Assignment: Scan the listing and copy each line where the word "JSON" is present.

Supplied data:
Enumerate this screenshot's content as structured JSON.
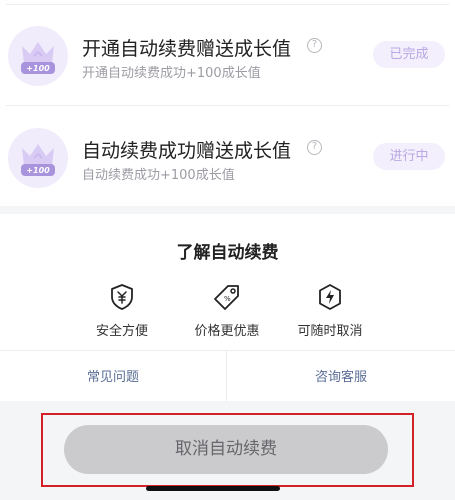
{
  "tasks": [
    {
      "title": "开通自动续费赠送成长值",
      "desc": "开通自动续费成功+100成长值",
      "status": "已完成",
      "bonus": "+100"
    },
    {
      "title": "自动续费成功赠送成长值",
      "desc": "自动续费成功+100成长值",
      "status": "进行中",
      "bonus": "+100"
    }
  ],
  "info": {
    "title": "了解自动续费",
    "features": [
      {
        "label": "安全方便",
        "icon": "shield-yuan-icon"
      },
      {
        "label": "价格更优惠",
        "icon": "price-tag-icon"
      },
      {
        "label": "可随时取消",
        "icon": "lightning-hexagon-icon"
      }
    ],
    "links": [
      "常见问题",
      "咨询客服"
    ]
  },
  "cancel": {
    "label": "取消自动续费"
  },
  "colors": {
    "accent_purple": "#b9a8e3",
    "link_blue": "#5a6e96",
    "highlight_red": "#d3212a",
    "button_gray": "#cbcbcd"
  }
}
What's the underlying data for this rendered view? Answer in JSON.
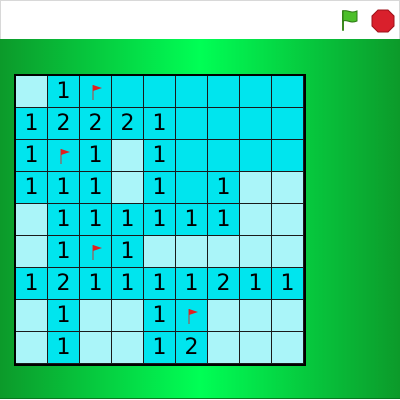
{
  "toolbar": {
    "green_flag_icon": "green-flag-icon",
    "stop_icon": "stop-sign-icon"
  },
  "colors": {
    "open_cell": "#00e5ee",
    "hidden_cell": "#aaf5f9",
    "flag_red": "#e02020",
    "stage_green": "#00ff55"
  },
  "board": {
    "rows": 9,
    "cols": 9,
    "cells": [
      [
        {
          "s": "h",
          "v": ""
        },
        {
          "s": "o",
          "v": "1"
        },
        {
          "s": "f",
          "v": ""
        },
        {
          "s": "o",
          "v": ""
        },
        {
          "s": "o",
          "v": ""
        },
        {
          "s": "o",
          "v": ""
        },
        {
          "s": "o",
          "v": ""
        },
        {
          "s": "o",
          "v": ""
        },
        {
          "s": "o",
          "v": ""
        }
      ],
      [
        {
          "s": "o",
          "v": "1"
        },
        {
          "s": "o",
          "v": "2"
        },
        {
          "s": "o",
          "v": "2"
        },
        {
          "s": "o",
          "v": "2"
        },
        {
          "s": "o",
          "v": "1"
        },
        {
          "s": "o",
          "v": ""
        },
        {
          "s": "o",
          "v": ""
        },
        {
          "s": "o",
          "v": ""
        },
        {
          "s": "o",
          "v": ""
        }
      ],
      [
        {
          "s": "o",
          "v": "1"
        },
        {
          "s": "f",
          "v": ""
        },
        {
          "s": "o",
          "v": "1"
        },
        {
          "s": "h",
          "v": ""
        },
        {
          "s": "o",
          "v": "1"
        },
        {
          "s": "o",
          "v": ""
        },
        {
          "s": "o",
          "v": ""
        },
        {
          "s": "o",
          "v": ""
        },
        {
          "s": "o",
          "v": ""
        }
      ],
      [
        {
          "s": "o",
          "v": "1"
        },
        {
          "s": "o",
          "v": "1"
        },
        {
          "s": "o",
          "v": "1"
        },
        {
          "s": "h",
          "v": ""
        },
        {
          "s": "o",
          "v": "1"
        },
        {
          "s": "o",
          "v": ""
        },
        {
          "s": "o",
          "v": "1"
        },
        {
          "s": "h",
          "v": ""
        },
        {
          "s": "h",
          "v": ""
        }
      ],
      [
        {
          "s": "h",
          "v": ""
        },
        {
          "s": "o",
          "v": "1"
        },
        {
          "s": "o",
          "v": "1"
        },
        {
          "s": "o",
          "v": "1"
        },
        {
          "s": "o",
          "v": "1"
        },
        {
          "s": "o",
          "v": "1"
        },
        {
          "s": "o",
          "v": "1"
        },
        {
          "s": "h",
          "v": ""
        },
        {
          "s": "h",
          "v": ""
        }
      ],
      [
        {
          "s": "h",
          "v": ""
        },
        {
          "s": "o",
          "v": "1"
        },
        {
          "s": "f",
          "v": ""
        },
        {
          "s": "o",
          "v": "1"
        },
        {
          "s": "h",
          "v": ""
        },
        {
          "s": "h",
          "v": ""
        },
        {
          "s": "h",
          "v": ""
        },
        {
          "s": "h",
          "v": ""
        },
        {
          "s": "h",
          "v": ""
        }
      ],
      [
        {
          "s": "o",
          "v": "1"
        },
        {
          "s": "o",
          "v": "2"
        },
        {
          "s": "o",
          "v": "1"
        },
        {
          "s": "o",
          "v": "1"
        },
        {
          "s": "o",
          "v": "1"
        },
        {
          "s": "o",
          "v": "1"
        },
        {
          "s": "o",
          "v": "2"
        },
        {
          "s": "o",
          "v": "1"
        },
        {
          "s": "o",
          "v": "1"
        }
      ],
      [
        {
          "s": "h",
          "v": ""
        },
        {
          "s": "o",
          "v": "1"
        },
        {
          "s": "h",
          "v": ""
        },
        {
          "s": "h",
          "v": ""
        },
        {
          "s": "o",
          "v": "1"
        },
        {
          "s": "f",
          "v": ""
        },
        {
          "s": "h",
          "v": ""
        },
        {
          "s": "h",
          "v": ""
        },
        {
          "s": "h",
          "v": ""
        }
      ],
      [
        {
          "s": "h",
          "v": ""
        },
        {
          "s": "o",
          "v": "1"
        },
        {
          "s": "h",
          "v": ""
        },
        {
          "s": "h",
          "v": ""
        },
        {
          "s": "o",
          "v": "1"
        },
        {
          "s": "o",
          "v": "2"
        },
        {
          "s": "h",
          "v": ""
        },
        {
          "s": "h",
          "v": ""
        },
        {
          "s": "h",
          "v": ""
        }
      ]
    ]
  }
}
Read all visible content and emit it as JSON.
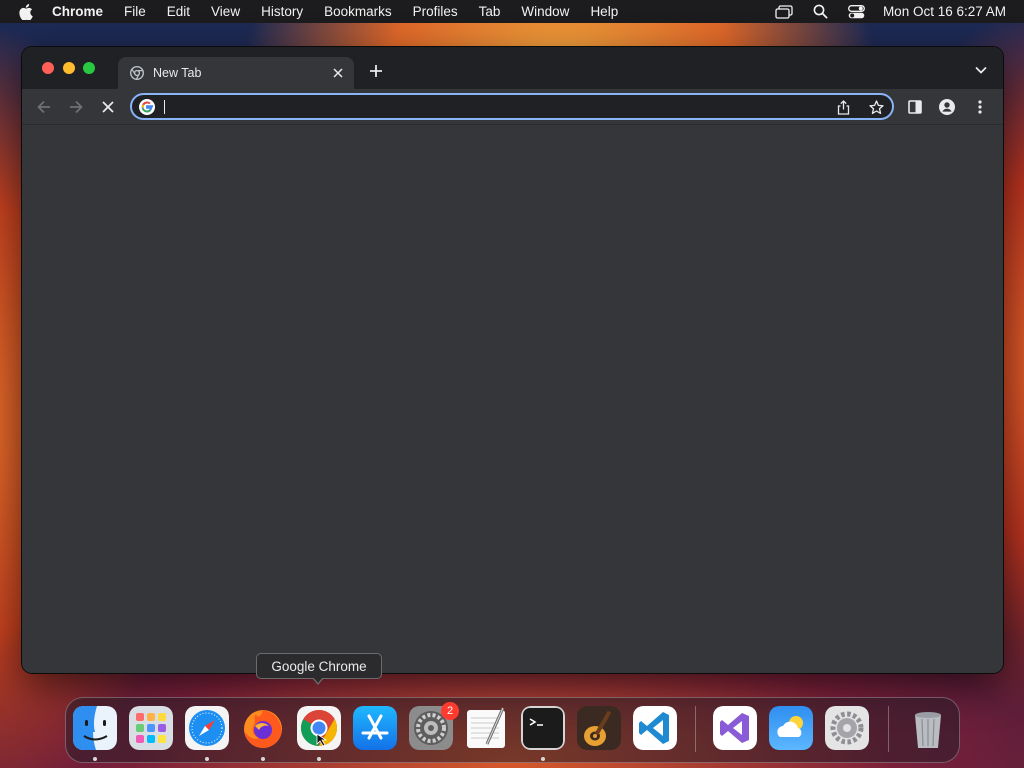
{
  "menubar": {
    "app_name": "Chrome",
    "items": [
      "File",
      "Edit",
      "View",
      "History",
      "Bookmarks",
      "Profiles",
      "Tab",
      "Window",
      "Help"
    ],
    "clock": "Mon Oct 16  6:27 AM",
    "status_icons": [
      "screen-mirroring-icon",
      "spotlight-search-icon",
      "control-center-icon"
    ]
  },
  "browser": {
    "tab": {
      "title": "New Tab",
      "favicon": "chrome-newtab-icon"
    },
    "omnibox": {
      "value": "",
      "placeholder": ""
    },
    "toolbar_icons": [
      "back-arrow-icon",
      "forward-arrow-icon",
      "stop-loading-icon",
      "share-icon",
      "bookmark-star-icon",
      "side-panel-icon",
      "profile-icon",
      "menu-kebab-icon"
    ]
  },
  "tooltip": {
    "text": "Google Chrome"
  },
  "dock": {
    "apps": [
      {
        "name": "Finder",
        "running": true
      },
      {
        "name": "Launchpad",
        "running": false
      },
      {
        "name": "Safari",
        "running": true
      },
      {
        "name": "Firefox",
        "running": true
      },
      {
        "name": "Google Chrome",
        "running": true
      },
      {
        "name": "App Store",
        "running": false
      },
      {
        "name": "System Preferences",
        "running": false,
        "badge": "2"
      },
      {
        "name": "TextEdit",
        "running": false
      },
      {
        "name": "Terminal",
        "running": true
      },
      {
        "name": "GarageBand",
        "running": false
      },
      {
        "name": "Visual Studio Code",
        "running": false
      },
      {
        "name": "Visual Studio",
        "running": false
      },
      {
        "name": "Weather",
        "running": false
      },
      {
        "name": "System Settings",
        "running": false
      },
      {
        "name": "Trash",
        "running": false
      }
    ]
  },
  "colors": {
    "menubar_bg": "#1c1c1e",
    "tabstrip_bg": "#202124",
    "toolbar_bg": "#35363a",
    "omnibox_focus": "#8ab4f8",
    "badge_red": "#ff3b30"
  }
}
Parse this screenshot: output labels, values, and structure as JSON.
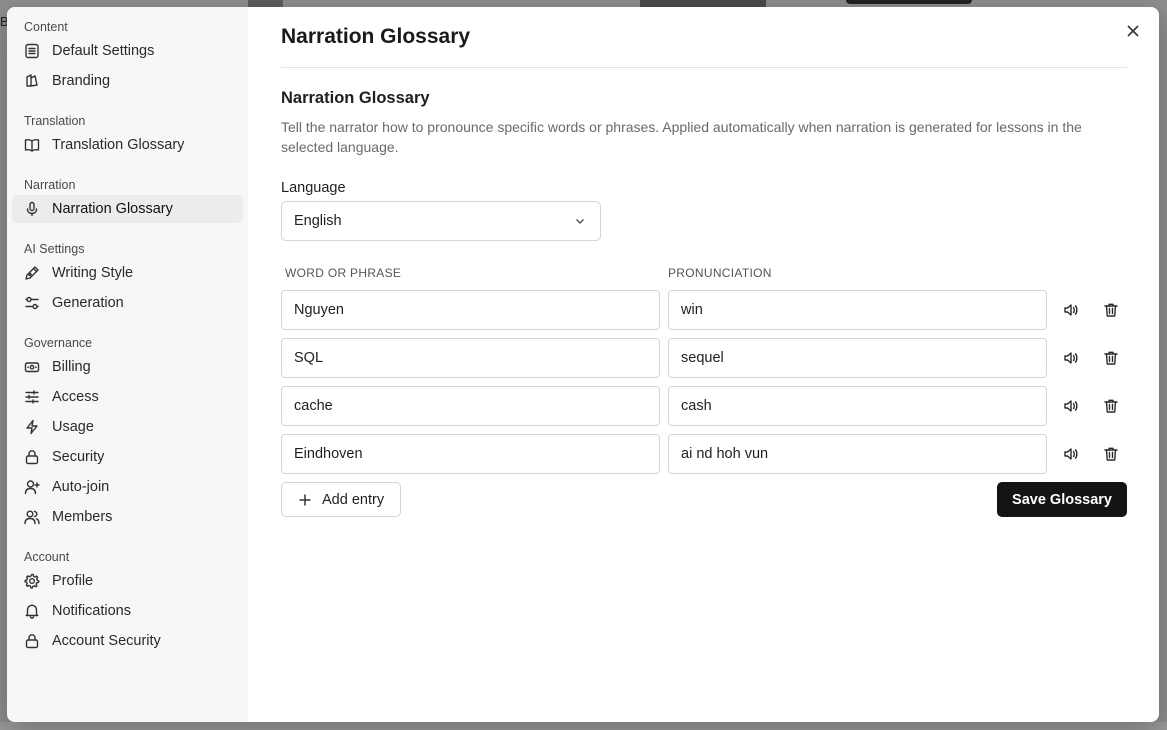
{
  "sidebar": {
    "groups": [
      {
        "title": "Content",
        "items": [
          {
            "label": "Default Settings",
            "icon": "list-icon"
          },
          {
            "label": "Branding",
            "icon": "palette-icon"
          }
        ]
      },
      {
        "title": "Translation",
        "items": [
          {
            "label": "Translation Glossary",
            "icon": "book-icon"
          }
        ]
      },
      {
        "title": "Narration",
        "items": [
          {
            "label": "Narration Glossary",
            "icon": "microphone-icon",
            "active": true
          }
        ]
      },
      {
        "title": "AI Settings",
        "items": [
          {
            "label": "Writing Style",
            "icon": "pen-icon"
          },
          {
            "label": "Generation",
            "icon": "sliders-icon"
          }
        ]
      },
      {
        "title": "Governance",
        "items": [
          {
            "label": "Billing",
            "icon": "billing-icon"
          },
          {
            "label": "Access",
            "icon": "access-sliders-icon"
          },
          {
            "label": "Usage",
            "icon": "lightning-icon"
          },
          {
            "label": "Security",
            "icon": "lock-icon"
          },
          {
            "label": "Auto-join",
            "icon": "user-plus-icon"
          },
          {
            "label": "Members",
            "icon": "users-icon"
          }
        ]
      },
      {
        "title": "Account",
        "items": [
          {
            "label": "Profile",
            "icon": "gear-icon"
          },
          {
            "label": "Notifications",
            "icon": "bell-icon"
          },
          {
            "label": "Account Security",
            "icon": "lock-icon"
          }
        ]
      }
    ]
  },
  "main": {
    "title": "Narration Glossary",
    "section_heading": "Narration Glossary",
    "description": "Tell the narrator how to pronounce specific words or phrases. Applied automatically when narration is generated for lessons in the selected language.",
    "language_label": "Language",
    "language_value": "English",
    "col_word": "WORD OR PHRASE",
    "col_pronunciation": "PRONUNCIATION",
    "entries": [
      {
        "word": "Nguyen",
        "pronunciation": "win"
      },
      {
        "word": "SQL",
        "pronunciation": "sequel"
      },
      {
        "word": "cache",
        "pronunciation": "cash"
      },
      {
        "word": "Eindhoven",
        "pronunciation": "ai nd hoh vun"
      }
    ],
    "add_label": "Add entry",
    "save_label": "Save Glossary"
  },
  "backdrop": {
    "letter": "B"
  }
}
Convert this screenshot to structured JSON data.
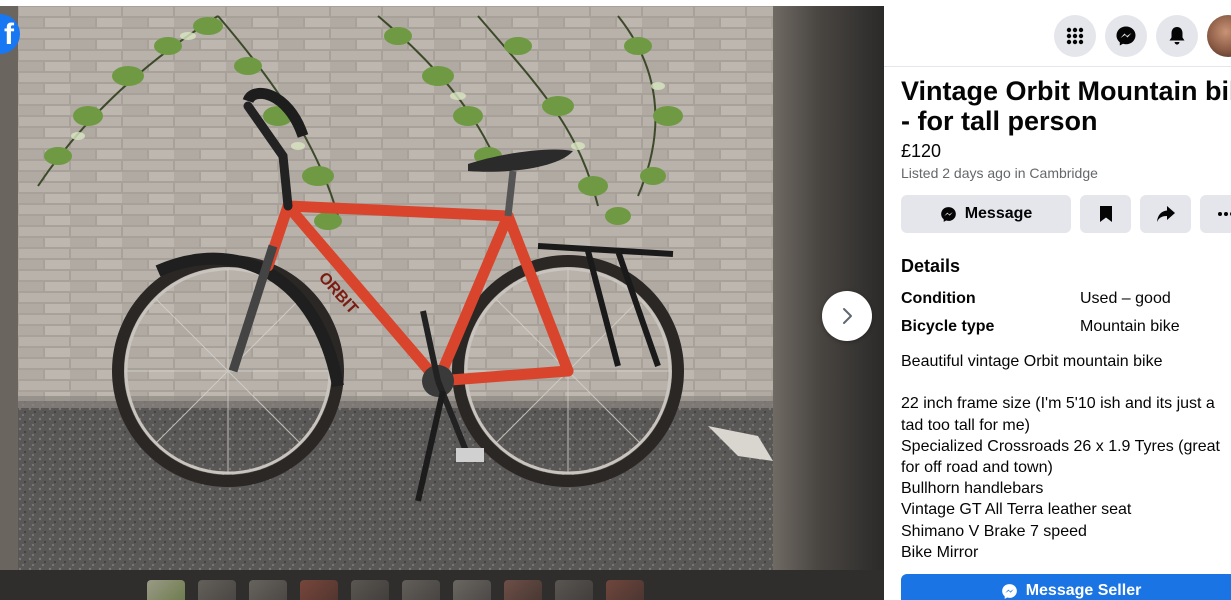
{
  "listing": {
    "title": "Vintage Orbit Mountain bike\n- for tall person",
    "title_line1": "Vintage Orbit Mountain bike",
    "title_line2": "- for tall person",
    "price": "£120",
    "listed": "Listed 2 days ago in Cambridge"
  },
  "actions": {
    "message_label": "Message"
  },
  "details": {
    "heading": "Details",
    "rows": [
      {
        "key": "Condition",
        "value": "Used – good"
      },
      {
        "key": "Bicycle type",
        "value": "Mountain bike"
      }
    ],
    "description": "Beautiful vintage Orbit mountain bike\n\n22 inch frame size (I'm 5'10 ish and its just a tad too tall for me)\nSpecialized Crossroads 26 x 1.9 Tyres (great for off road and town)\nBullhorn handlebars\nVintage GT All Terra leather seat\nShimano V Brake 7 speed\nBike Mirror"
  },
  "footer": {
    "message_seller_label": "Message Seller"
  },
  "photo": {
    "frame_brand": "ORBIT"
  },
  "colors": {
    "accent": "#1b74e4",
    "button_gray": "#e4e6eb",
    "frame_red": "#d9452c",
    "muted_text": "#65676b"
  },
  "icons": [
    "facebook-logo-icon",
    "chevron-right-icon",
    "menu-grid-icon",
    "messenger-icon",
    "bell-icon",
    "bookmark-icon",
    "share-icon",
    "more-icon"
  ]
}
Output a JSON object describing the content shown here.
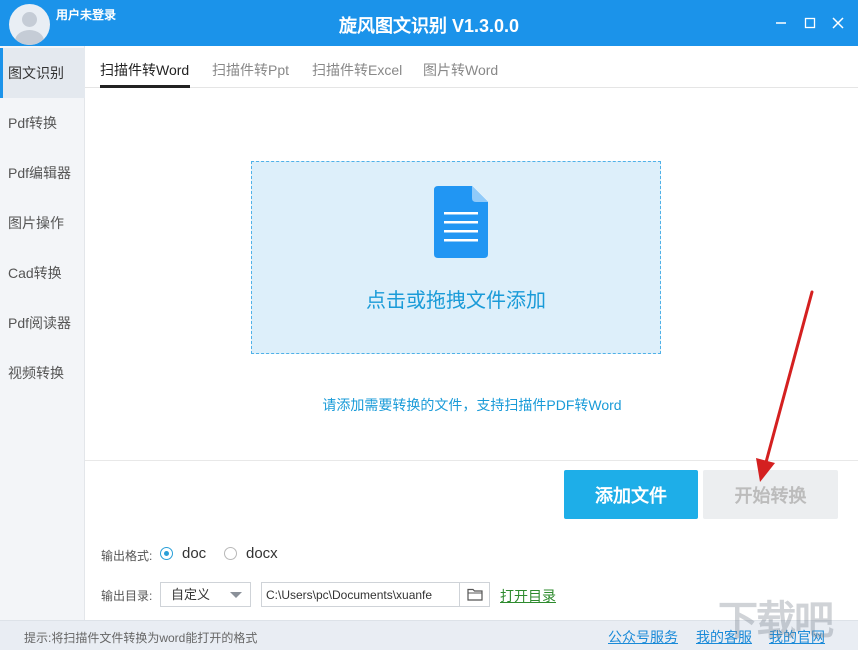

Response area:
Enumerate this screenshot's content as structured JSON.
What's the underlying data for this rendered view? Answer in JSON.
Read all visible content and emit it as JSON.
Parse this screenshot: output labels, values, and structure as JSON.
Convert this screenshot to structured JSON data.
Output a JSON object describing the content shown here.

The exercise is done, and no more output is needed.